*WHAT IS REQUIRED:* This task calls for copying each line below that contains "JSON".
───── DATA EXCERPTS ─────
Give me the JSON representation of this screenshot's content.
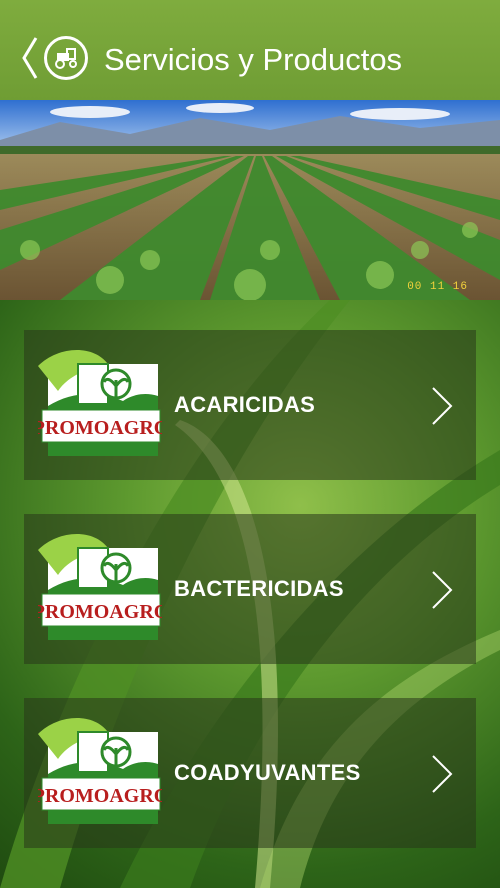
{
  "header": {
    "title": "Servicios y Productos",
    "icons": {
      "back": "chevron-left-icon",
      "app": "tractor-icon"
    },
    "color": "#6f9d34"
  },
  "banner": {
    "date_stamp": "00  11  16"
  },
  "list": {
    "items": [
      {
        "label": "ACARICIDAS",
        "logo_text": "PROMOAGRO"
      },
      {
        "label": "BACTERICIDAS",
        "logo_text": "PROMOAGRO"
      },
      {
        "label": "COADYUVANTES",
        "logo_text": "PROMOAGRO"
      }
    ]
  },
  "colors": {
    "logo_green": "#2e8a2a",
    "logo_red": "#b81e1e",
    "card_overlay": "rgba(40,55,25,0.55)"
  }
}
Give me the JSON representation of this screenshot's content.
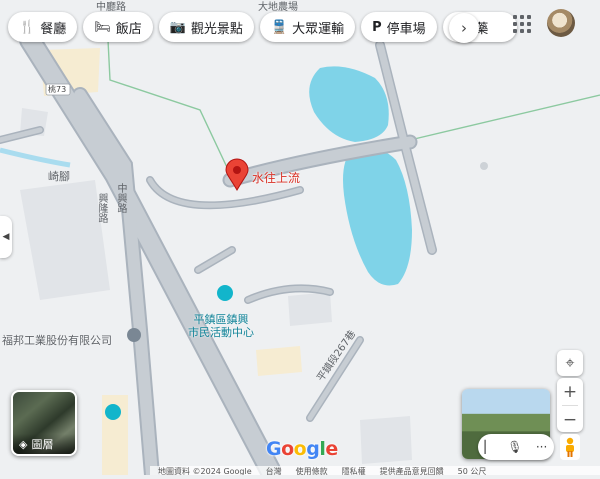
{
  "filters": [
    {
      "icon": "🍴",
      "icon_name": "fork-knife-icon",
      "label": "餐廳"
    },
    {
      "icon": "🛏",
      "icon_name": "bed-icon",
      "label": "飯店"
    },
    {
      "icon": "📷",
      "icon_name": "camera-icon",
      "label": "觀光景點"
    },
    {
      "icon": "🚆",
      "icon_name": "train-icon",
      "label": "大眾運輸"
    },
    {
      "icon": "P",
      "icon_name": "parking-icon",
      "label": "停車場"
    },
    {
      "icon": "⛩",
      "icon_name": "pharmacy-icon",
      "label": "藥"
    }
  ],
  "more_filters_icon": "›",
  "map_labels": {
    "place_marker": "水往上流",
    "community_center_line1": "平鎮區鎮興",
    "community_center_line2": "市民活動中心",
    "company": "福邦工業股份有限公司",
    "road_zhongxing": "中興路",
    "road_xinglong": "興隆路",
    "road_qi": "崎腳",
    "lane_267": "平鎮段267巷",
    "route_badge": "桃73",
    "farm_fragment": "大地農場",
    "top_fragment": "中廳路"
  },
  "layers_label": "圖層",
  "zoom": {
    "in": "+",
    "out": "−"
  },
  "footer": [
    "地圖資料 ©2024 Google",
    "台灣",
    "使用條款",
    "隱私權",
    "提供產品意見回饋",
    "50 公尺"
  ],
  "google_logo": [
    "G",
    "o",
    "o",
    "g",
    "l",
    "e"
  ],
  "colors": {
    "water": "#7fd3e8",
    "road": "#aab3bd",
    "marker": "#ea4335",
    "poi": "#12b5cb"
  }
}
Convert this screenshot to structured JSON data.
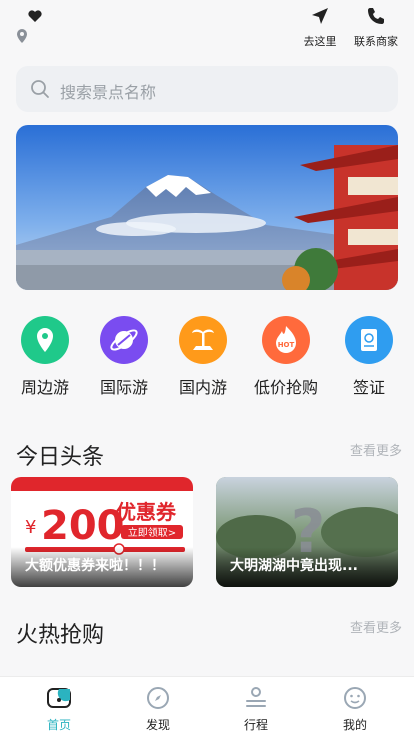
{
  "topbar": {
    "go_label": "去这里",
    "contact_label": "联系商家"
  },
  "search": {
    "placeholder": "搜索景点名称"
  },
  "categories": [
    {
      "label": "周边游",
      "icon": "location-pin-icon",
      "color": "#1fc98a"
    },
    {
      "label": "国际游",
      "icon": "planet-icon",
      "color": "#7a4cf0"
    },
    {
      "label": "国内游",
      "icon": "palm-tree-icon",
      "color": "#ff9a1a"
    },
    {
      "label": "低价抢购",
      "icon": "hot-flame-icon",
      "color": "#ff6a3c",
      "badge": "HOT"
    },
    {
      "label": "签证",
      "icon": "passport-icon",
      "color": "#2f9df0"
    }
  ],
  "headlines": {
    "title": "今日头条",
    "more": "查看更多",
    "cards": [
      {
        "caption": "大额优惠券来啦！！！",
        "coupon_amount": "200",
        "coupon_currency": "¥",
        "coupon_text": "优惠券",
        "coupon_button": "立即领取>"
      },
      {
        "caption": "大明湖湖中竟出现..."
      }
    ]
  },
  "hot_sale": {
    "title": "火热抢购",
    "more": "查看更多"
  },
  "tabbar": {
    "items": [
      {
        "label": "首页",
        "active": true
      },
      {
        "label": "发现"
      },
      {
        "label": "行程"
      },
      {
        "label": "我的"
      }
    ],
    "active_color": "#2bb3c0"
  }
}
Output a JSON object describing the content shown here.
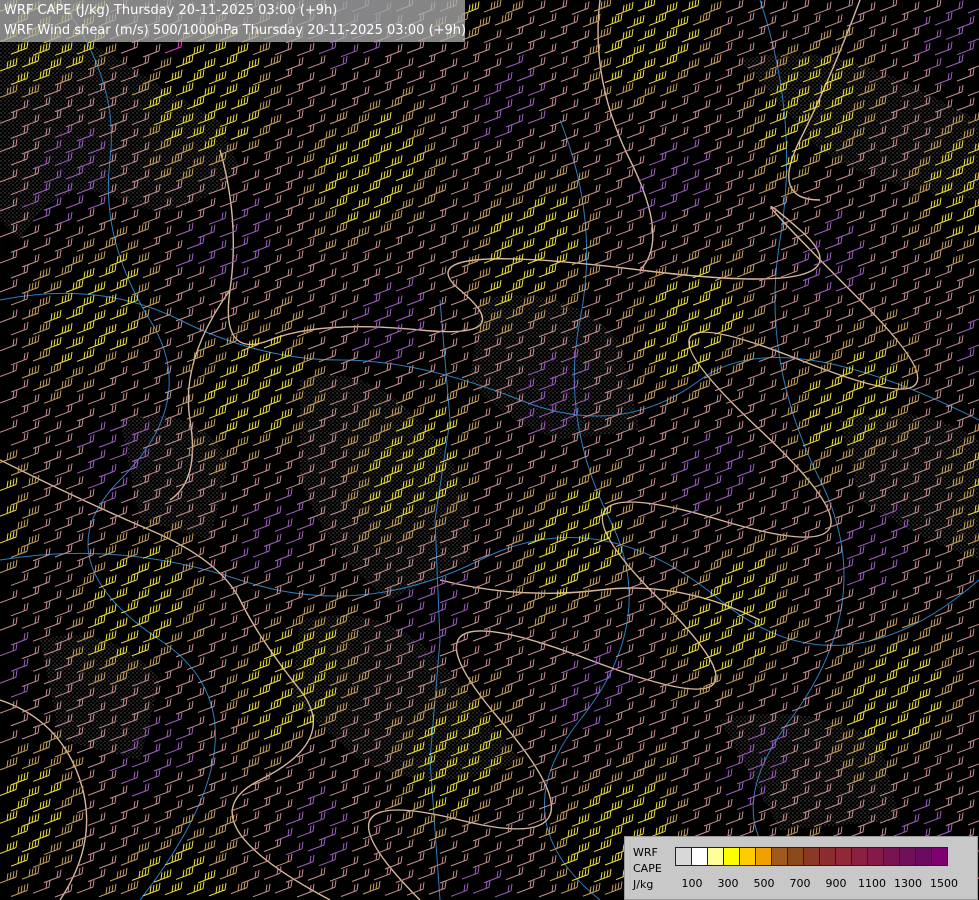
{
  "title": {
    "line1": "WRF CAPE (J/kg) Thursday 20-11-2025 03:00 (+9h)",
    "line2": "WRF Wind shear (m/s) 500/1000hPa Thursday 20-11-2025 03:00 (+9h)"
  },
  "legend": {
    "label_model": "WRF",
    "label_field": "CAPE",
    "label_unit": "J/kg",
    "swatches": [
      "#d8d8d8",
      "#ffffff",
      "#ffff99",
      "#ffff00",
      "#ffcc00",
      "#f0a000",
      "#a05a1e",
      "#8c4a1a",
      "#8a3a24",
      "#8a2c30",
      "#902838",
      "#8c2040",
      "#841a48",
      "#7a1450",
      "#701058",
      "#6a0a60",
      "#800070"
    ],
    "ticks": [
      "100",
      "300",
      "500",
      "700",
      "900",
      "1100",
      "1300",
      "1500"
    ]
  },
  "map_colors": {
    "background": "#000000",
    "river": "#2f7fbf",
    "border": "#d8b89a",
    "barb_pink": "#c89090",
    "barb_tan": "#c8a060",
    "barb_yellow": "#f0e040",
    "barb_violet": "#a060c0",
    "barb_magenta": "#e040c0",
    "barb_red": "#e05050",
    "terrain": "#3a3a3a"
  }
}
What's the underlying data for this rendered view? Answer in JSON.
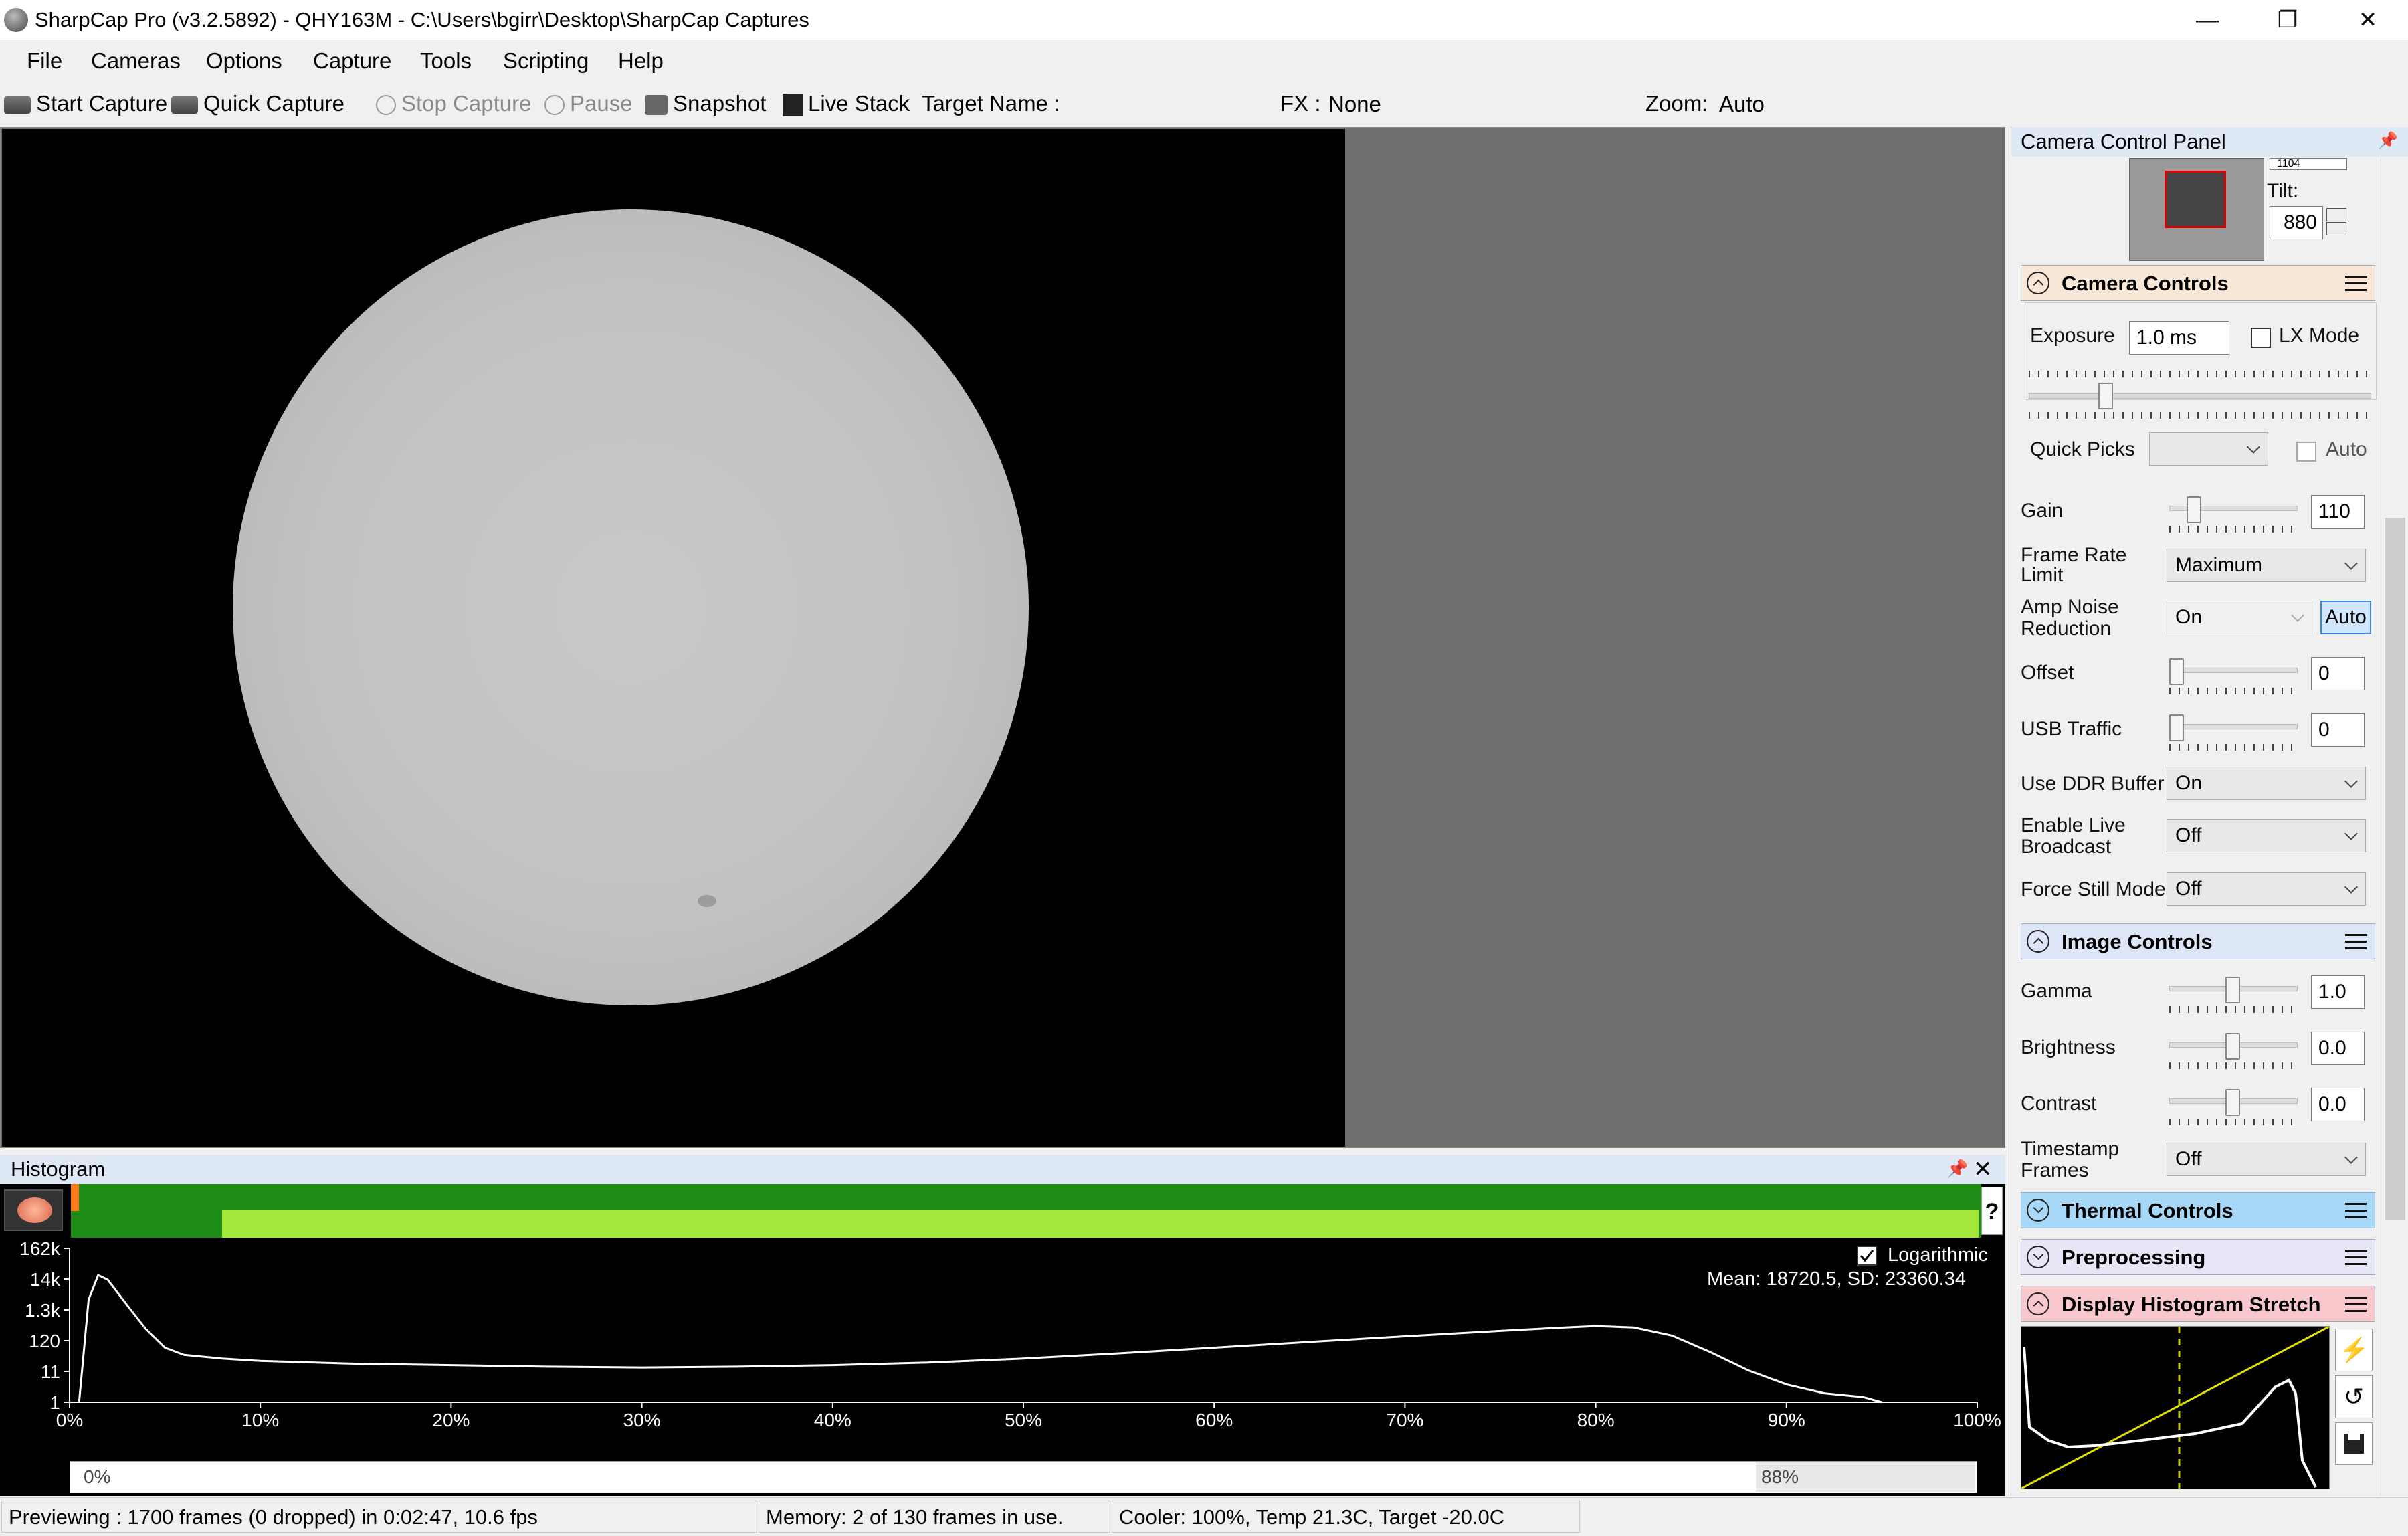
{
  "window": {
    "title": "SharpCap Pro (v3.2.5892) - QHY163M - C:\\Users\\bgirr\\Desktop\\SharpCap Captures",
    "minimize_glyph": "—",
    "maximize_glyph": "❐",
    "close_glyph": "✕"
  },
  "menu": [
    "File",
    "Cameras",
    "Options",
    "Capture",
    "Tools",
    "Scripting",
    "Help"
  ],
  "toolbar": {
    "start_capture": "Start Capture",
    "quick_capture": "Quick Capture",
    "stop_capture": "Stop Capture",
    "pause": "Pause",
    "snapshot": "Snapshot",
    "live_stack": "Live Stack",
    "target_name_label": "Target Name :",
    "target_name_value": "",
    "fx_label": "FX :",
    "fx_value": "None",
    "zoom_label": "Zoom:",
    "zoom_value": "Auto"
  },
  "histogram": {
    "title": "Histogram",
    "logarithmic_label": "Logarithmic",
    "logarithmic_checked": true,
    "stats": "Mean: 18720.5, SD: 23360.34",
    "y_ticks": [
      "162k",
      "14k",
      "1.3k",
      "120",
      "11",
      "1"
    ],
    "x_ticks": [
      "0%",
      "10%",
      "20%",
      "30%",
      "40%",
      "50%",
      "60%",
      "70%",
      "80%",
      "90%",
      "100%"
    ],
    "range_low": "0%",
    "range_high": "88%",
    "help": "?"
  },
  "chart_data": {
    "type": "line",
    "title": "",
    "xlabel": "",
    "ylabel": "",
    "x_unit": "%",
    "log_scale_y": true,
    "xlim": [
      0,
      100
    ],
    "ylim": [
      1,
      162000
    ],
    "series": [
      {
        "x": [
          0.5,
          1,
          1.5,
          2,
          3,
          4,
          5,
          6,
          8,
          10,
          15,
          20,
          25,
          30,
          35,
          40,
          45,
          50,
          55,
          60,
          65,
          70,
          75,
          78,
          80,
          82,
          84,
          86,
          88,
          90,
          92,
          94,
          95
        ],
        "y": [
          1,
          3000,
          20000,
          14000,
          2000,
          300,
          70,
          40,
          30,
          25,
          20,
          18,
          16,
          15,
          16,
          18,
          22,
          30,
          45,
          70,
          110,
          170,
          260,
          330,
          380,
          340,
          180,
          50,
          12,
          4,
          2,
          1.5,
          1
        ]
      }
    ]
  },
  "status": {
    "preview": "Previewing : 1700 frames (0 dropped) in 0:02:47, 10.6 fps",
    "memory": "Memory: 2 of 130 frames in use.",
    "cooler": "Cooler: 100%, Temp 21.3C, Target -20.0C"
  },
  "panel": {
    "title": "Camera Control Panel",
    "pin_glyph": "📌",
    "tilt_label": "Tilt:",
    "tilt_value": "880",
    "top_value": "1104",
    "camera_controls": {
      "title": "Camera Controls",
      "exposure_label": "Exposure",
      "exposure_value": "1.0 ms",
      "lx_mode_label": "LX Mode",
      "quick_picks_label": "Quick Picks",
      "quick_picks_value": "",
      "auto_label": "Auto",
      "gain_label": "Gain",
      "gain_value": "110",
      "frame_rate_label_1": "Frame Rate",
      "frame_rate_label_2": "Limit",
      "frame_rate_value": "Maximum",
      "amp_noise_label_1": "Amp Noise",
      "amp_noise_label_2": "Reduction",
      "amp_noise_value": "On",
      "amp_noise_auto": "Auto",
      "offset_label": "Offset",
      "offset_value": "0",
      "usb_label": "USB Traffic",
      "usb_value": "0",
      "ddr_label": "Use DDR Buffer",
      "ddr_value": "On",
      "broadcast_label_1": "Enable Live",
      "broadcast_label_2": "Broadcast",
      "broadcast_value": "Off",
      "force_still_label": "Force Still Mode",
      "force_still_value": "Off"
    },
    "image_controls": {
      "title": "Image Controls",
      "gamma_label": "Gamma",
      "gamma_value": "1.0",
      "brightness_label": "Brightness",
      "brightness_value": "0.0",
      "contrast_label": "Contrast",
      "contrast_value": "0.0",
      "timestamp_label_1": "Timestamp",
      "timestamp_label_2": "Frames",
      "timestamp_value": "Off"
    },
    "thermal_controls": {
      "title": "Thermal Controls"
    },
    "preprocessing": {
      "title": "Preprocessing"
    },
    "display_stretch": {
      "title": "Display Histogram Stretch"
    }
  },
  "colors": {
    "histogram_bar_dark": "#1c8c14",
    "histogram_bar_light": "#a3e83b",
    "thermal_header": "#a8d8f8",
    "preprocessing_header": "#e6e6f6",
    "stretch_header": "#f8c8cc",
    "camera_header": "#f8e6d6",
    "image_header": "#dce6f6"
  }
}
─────
*WRITTEN RESPONSE:*
Give me the JSON representation of this screenshot's content.
Give me the JSON representation of this screenshot's content.
Convert this screenshot to structured JSON data.
Output a JSON object describing the content shown here.
What's the underlying data for this rendered view? Answer in JSON.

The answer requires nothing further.